**What is being asked**
List every line below containing "name".

**Dataset extract**

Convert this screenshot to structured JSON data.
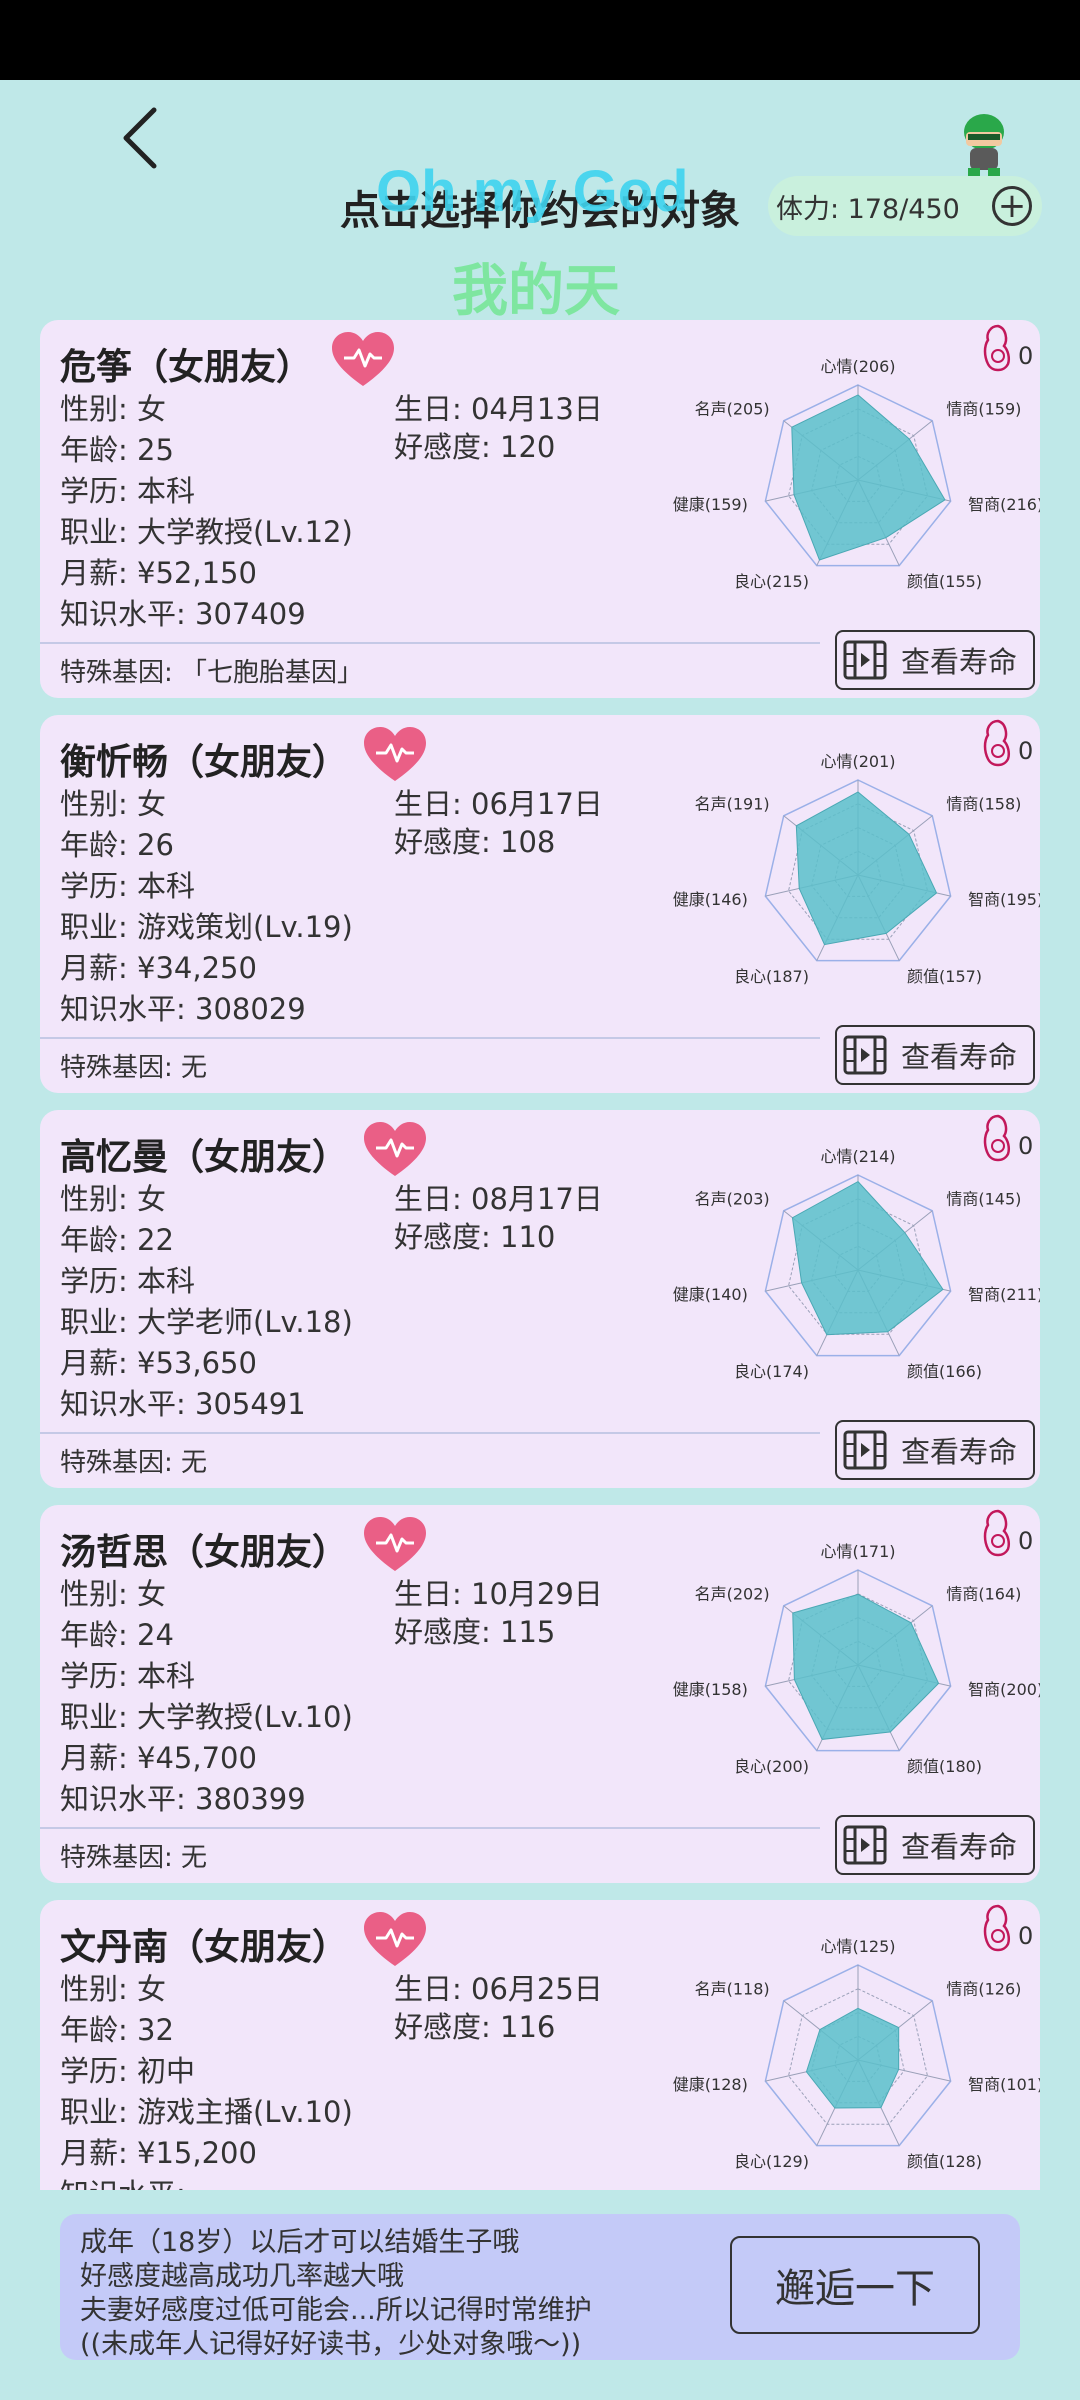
{
  "header": {
    "title": "点击选择你约会的对象",
    "overlay_en": "Oh my God",
    "overlay_zh": "我的天",
    "stamina": "体力: 178/450",
    "plus": "+"
  },
  "labels": {
    "gender": "性别: ",
    "age": "年龄: ",
    "edu": "学历: ",
    "job": "职业: ",
    "salary": "月薪: ",
    "knowledge": "知识水平: ",
    "birthday": "生日: ",
    "affinity": "好感度: ",
    "gene": "特殊基因: ",
    "life_button": "查看寿命",
    "radar_axes": [
      "心情",
      "情商",
      "智商",
      "颜值",
      "良心",
      "健康",
      "名声"
    ]
  },
  "characters": [
    {
      "name": "危筝（女朋友）",
      "gender": "女",
      "age": "25",
      "education": "本科",
      "job": "大学教授(Lv.12)",
      "salary": "¥52,150",
      "knowledge": "307409",
      "birthday": "04月13日",
      "affinity": "120",
      "gene": "「七胞胎基因」",
      "baby_count": "0",
      "stats": [
        206,
        159,
        216,
        155,
        215,
        159,
        205
      ]
    },
    {
      "name": "衡忻畅（女朋友）",
      "gender": "女",
      "age": "26",
      "education": "本科",
      "job": "游戏策划(Lv.19)",
      "salary": "¥34,250",
      "knowledge": "308029",
      "birthday": "06月17日",
      "affinity": "108",
      "gene": "无",
      "baby_count": "0",
      "stats": [
        201,
        158,
        195,
        157,
        187,
        146,
        191
      ]
    },
    {
      "name": "高忆曼（女朋友）",
      "gender": "女",
      "age": "22",
      "education": "本科",
      "job": "大学老师(Lv.18)",
      "salary": "¥53,650",
      "knowledge": "305491",
      "birthday": "08月17日",
      "affinity": "110",
      "gene": "无",
      "baby_count": "0",
      "stats": [
        214,
        145,
        211,
        166,
        174,
        140,
        203
      ]
    },
    {
      "name": "汤哲思（女朋友）",
      "gender": "女",
      "age": "24",
      "education": "本科",
      "job": "大学教授(Lv.10)",
      "salary": "¥45,700",
      "knowledge": "380399",
      "birthday": "10月29日",
      "affinity": "115",
      "gene": "无",
      "baby_count": "0",
      "stats": [
        171,
        164,
        200,
        180,
        200,
        158,
        202
      ]
    },
    {
      "name": "文丹南（女朋友）",
      "gender": "女",
      "age": "32",
      "education": "初中",
      "job": "游戏主播(Lv.10)",
      "salary": "¥15,200",
      "knowledge": "",
      "birthday": "06月25日",
      "affinity": "116",
      "gene": "",
      "baby_count": "0",
      "stats": [
        125,
        126,
        101,
        128,
        129,
        128,
        118
      ]
    }
  ],
  "footer": {
    "tips": [
      "成年（18岁）以后才可以结婚生子哦",
      "好感度越高成功几率越大哦",
      "夫妻好感度过低可能会...所以记得时常维护",
      "((未成年人记得好好读书，少处对象哦～))"
    ],
    "button": "邂逅一下"
  },
  "colors": {
    "background": "#bfe8e8",
    "card": "#f2e6fa",
    "radar_fill": "#5bbfca",
    "heart": "#ea5f86",
    "footer": "#c4caf8",
    "stamina_pill": "#c9f0dd"
  }
}
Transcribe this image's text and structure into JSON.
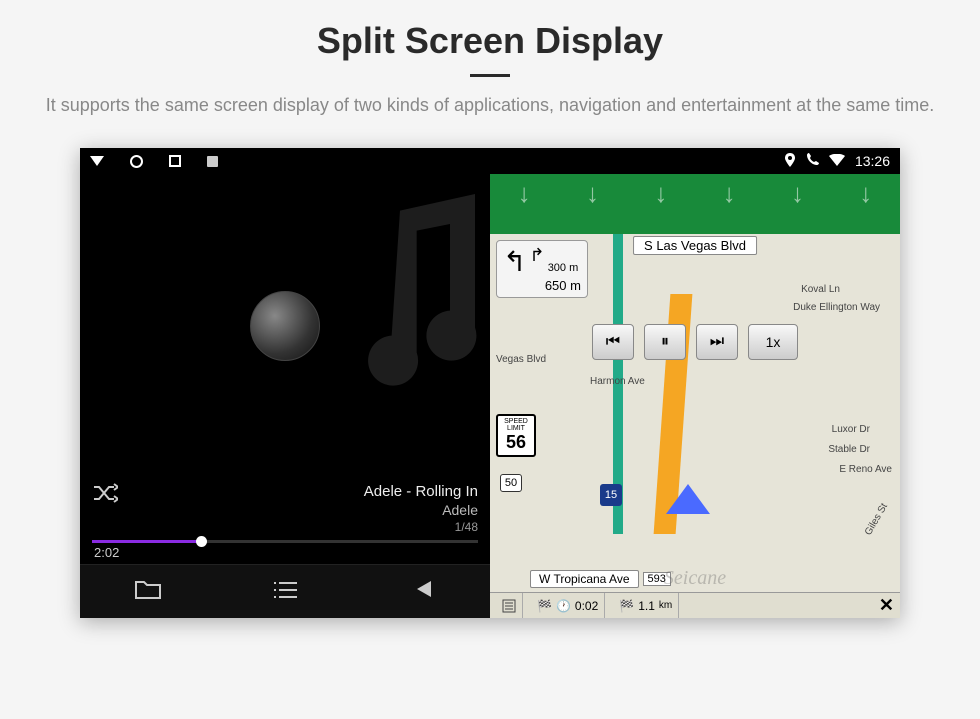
{
  "header": {
    "title": "Split Screen Display",
    "subtitle": "It supports the same screen display of two kinds of applications, navigation and entertainment at the same time."
  },
  "statusbar": {
    "time": "13:26",
    "icons": {
      "location": "location-icon",
      "phone": "phone-icon",
      "wifi": "wifi-icon"
    }
  },
  "music": {
    "song": "Adele - Rolling In",
    "artist": "Adele",
    "counter": "1/48",
    "elapsed": "2:02",
    "shuffle_icon": "shuffle-icon",
    "bottom": {
      "folder": "folder-icon",
      "list": "list-icon",
      "prev": "prev-icon"
    }
  },
  "map": {
    "street_top": "S Las Vegas Blvd",
    "street_bottom": "W Tropicana Ave",
    "street_bottom_num": "593",
    "turn": {
      "next_dist": "300",
      "next_unit": "m",
      "main_dist": "650",
      "main_unit": "m"
    },
    "speed": {
      "label1": "SPEED",
      "label2": "LIMIT",
      "value": "56"
    },
    "controls": {
      "prev": "⏮",
      "pause": "⏸",
      "next": "⏭",
      "rate": "1x"
    },
    "bottom": {
      "time": "0:02",
      "dist": "1.1",
      "dist_unit": "km",
      "close": "✕"
    },
    "labels": {
      "koval": "Koval Ln",
      "duke": "Duke Ellington Way",
      "luxor": "Luxor Dr",
      "reno": "E Reno Ave",
      "vegas": "Vegas Blvd",
      "harmon": "Harmon Ave",
      "stable": "Stable Dr",
      "giles": "Giles St"
    },
    "shields": {
      "i15": "15",
      "rt50": "50"
    }
  },
  "watermark": "Seicane"
}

**Reply**
      "name": "危筝（女朋友）",
      "name": "衡忻畅（女朋友）",
      "name": "高忆曼（女朋友）",
      "name": "汤哲思（女朋友）",
      "name": "文丹南（女朋友）",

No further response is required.